The descriptions below are not meant for you to diagnose yourself, but to understand more about what PTSD is, and how it can influence a person’s life. Here are some common symptoms of PTSD:
- Re-experiencing the trauma through intrusive nightmares, flashbacks, and interfering and distressing recollections of the event. People will ruminate about the trauma long after the event has passed.
- Emotional numbness and avoidance of people, places, and activities that are reminders of the trauma. This reaction can spread to generalized stimuli that can trigger the memory.
- Increased arousal and difficulty concentrating, sleeping, feeling edgy, and being easily irritated and angered.
It would be best to go to a mental health professional to get an accurate diagnosis. to help determine if you might benefit from seeking out professional help here is a brief online quiz. This can assure the treatment is properly matched with your symptoms.
Finally, there are several approaches that have been successful with PTSD which fall into 3 general categories: Psychotherapy, medication, and self-help. The various forms of psychotherapy are:
- Trauma-focused cognitive behavioral therapy (CBT)
- Cognitive processing therapy (CPT)
- Cognitive therapy (CT)
- Prolonged exposure (PE) Eye movement desensitization and reprocessing (EMDR)
- Brief eclectic psychotherapy (BEP)
- Narrative exposure therapy (NET)
Often prescribed medications are selective serotonin reuptake inhibitors (SSRIs), including fluoxetine (Prozac), paroxetine (Paxil) and sertraline (Zoloft), and the selective serotonin and norepinephrine reuptake inhibitor (SNRI) venlafaxine (Effexor).
Self-help recommendations supported by research are: exercise. acupuncture. Yoga, workbooks and social support. For an excellent discussion on these and other treatment option please read Margarita Tartakovsky’s article here.
The important thing is that you are asking for help. This is an excellent start. I would go to a mental health professional to get an accurate diagnosis and while you are waiting to begin formal treatment you may want to take part in some of the self-help approaches.
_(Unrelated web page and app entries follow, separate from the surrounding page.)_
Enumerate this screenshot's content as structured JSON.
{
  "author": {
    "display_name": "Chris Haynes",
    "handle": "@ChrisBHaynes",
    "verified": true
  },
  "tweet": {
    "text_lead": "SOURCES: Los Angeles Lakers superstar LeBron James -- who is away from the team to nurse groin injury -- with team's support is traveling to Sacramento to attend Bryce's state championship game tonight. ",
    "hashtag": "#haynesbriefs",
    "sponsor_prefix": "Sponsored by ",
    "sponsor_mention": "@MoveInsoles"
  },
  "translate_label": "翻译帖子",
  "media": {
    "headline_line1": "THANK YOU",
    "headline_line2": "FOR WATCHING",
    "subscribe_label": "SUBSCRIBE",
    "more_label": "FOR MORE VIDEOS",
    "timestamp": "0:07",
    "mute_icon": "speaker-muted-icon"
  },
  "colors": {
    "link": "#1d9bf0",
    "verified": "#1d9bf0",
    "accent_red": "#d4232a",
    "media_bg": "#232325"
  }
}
Wishing you patience and peace,
Proof Positive Blog @ PsychCentral